Tanaka cruised through the sixth and seventh innings with that 4-3 lead before turning the game over to the bullpen, and holy crap, Dellin Betances and Andrew Miller were unreal. They each struck out the side on 13 pitches and there was no fight from the Mariners. It’s incredible to big league players be so overmatched like that. Betances and Miller mowed them right down, Dellin the 1-2-3 hitters in the eighth and Miller the 4-5-6 hitters in the ninth.
On the season, Betances has struck out 15 of 24 batters faced (62.5%) — he has 15 strikeouts in six innings! — and Miller has struck out 12 of 17 batters faced (70.6%), so that a combined 65.9% strikeout rate. The league average is 21.7%. Betances has fanned 14 of the last 17 batters he’s faced …
… and Miller has struck out the last seven men he’s faced. Those two have record 33 outs this season and 27 have been strikeouts. This is absurd. In three weeks Aroldis Chapman, who had the highest strikeout rate in baseball each of the last three seasons, will join the bullpen.

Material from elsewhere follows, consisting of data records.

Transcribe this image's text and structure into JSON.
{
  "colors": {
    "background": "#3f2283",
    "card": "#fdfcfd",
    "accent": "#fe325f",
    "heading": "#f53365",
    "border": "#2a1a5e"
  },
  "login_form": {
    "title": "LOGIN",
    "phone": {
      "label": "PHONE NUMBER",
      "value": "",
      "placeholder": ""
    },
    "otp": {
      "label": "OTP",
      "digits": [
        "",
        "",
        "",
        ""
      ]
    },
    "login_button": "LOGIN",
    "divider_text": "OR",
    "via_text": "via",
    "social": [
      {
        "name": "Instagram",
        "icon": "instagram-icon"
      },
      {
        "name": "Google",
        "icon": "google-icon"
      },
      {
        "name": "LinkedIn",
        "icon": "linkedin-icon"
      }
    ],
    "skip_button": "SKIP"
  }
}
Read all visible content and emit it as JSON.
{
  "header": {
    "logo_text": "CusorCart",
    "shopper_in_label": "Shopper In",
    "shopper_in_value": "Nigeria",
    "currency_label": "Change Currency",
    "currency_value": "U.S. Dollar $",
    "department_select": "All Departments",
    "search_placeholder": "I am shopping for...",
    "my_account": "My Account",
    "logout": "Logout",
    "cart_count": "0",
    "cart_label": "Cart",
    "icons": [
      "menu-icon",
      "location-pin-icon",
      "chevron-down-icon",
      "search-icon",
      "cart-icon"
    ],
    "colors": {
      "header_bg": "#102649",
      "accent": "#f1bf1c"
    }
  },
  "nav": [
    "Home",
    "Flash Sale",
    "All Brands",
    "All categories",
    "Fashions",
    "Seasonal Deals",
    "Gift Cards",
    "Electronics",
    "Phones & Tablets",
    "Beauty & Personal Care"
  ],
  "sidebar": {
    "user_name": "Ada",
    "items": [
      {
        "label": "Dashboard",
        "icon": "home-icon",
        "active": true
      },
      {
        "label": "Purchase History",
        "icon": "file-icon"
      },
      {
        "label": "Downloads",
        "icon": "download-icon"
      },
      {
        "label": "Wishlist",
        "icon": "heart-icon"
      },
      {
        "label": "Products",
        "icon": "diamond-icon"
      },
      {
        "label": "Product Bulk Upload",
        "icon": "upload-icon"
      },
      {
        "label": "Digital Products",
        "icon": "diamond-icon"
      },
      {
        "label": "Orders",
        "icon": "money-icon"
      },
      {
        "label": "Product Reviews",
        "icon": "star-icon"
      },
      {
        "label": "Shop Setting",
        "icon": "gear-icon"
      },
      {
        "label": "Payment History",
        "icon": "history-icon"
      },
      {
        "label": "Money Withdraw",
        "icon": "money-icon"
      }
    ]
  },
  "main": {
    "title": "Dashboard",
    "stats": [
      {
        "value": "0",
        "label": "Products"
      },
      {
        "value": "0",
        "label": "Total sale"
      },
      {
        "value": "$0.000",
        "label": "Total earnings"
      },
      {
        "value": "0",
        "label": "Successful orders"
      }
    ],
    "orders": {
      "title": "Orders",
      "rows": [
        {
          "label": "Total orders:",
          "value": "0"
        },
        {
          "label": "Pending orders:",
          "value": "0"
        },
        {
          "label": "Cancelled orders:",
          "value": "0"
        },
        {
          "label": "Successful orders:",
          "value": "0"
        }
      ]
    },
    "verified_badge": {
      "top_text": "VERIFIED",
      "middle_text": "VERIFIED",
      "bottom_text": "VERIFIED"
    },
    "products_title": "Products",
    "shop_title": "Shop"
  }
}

Gardner had three of the team’s eight hits to raise his season batting line to .314/.442/.429 (159 wRC+) with seven walks and five strikeouts. Remember when the Yankees tried to trade him over the winter? What was that about? Beltran went 1-for-4 and Teixeira went 1-for-2 with two walks. Teixeira is hitting .216/.383/.459 (146 wRC+) with ten walks and ten strikeouts so far.
On the other side of the coin, Ronald Torreyes went 0-for-3 and saw five pitches Sunday. His batting average dropped 167 points in an afternoon. Of course, he’s still hitting .500, so who are we to complain. Didi Gregorius went 0-for-4 and is in the middle of a 3-for-25 (.120) slump.
Gardner and Ellsbury each stole a base against the Iwakuma-Clevenger battery. The Yankees have stolen 13 bases and been caught only two times this year. They were 6-for-10 in steal attempts through the first eleven games of last season.
Box Score, WPA Graph & Standings
Head on over to ESPN for the box score and MLB.com for the video highlights. Here are the updated standings. We also have Bullpen Workload and Announcer Standings pages that are worth checking out. Here’s the win probability graph:
The Yankees have an off-day Monday, then they’ll welcome the Athletics to the Bronx for a three-game series. Michael Pineda and lefty Eric Surkamp, who I’m pretty sure is a made up MLB: The Show player, will be the pitching matchup Tuesday night. If you’re looking to go to that game or any of the other five games left on the homestand, RAB Tickets can get you in the door.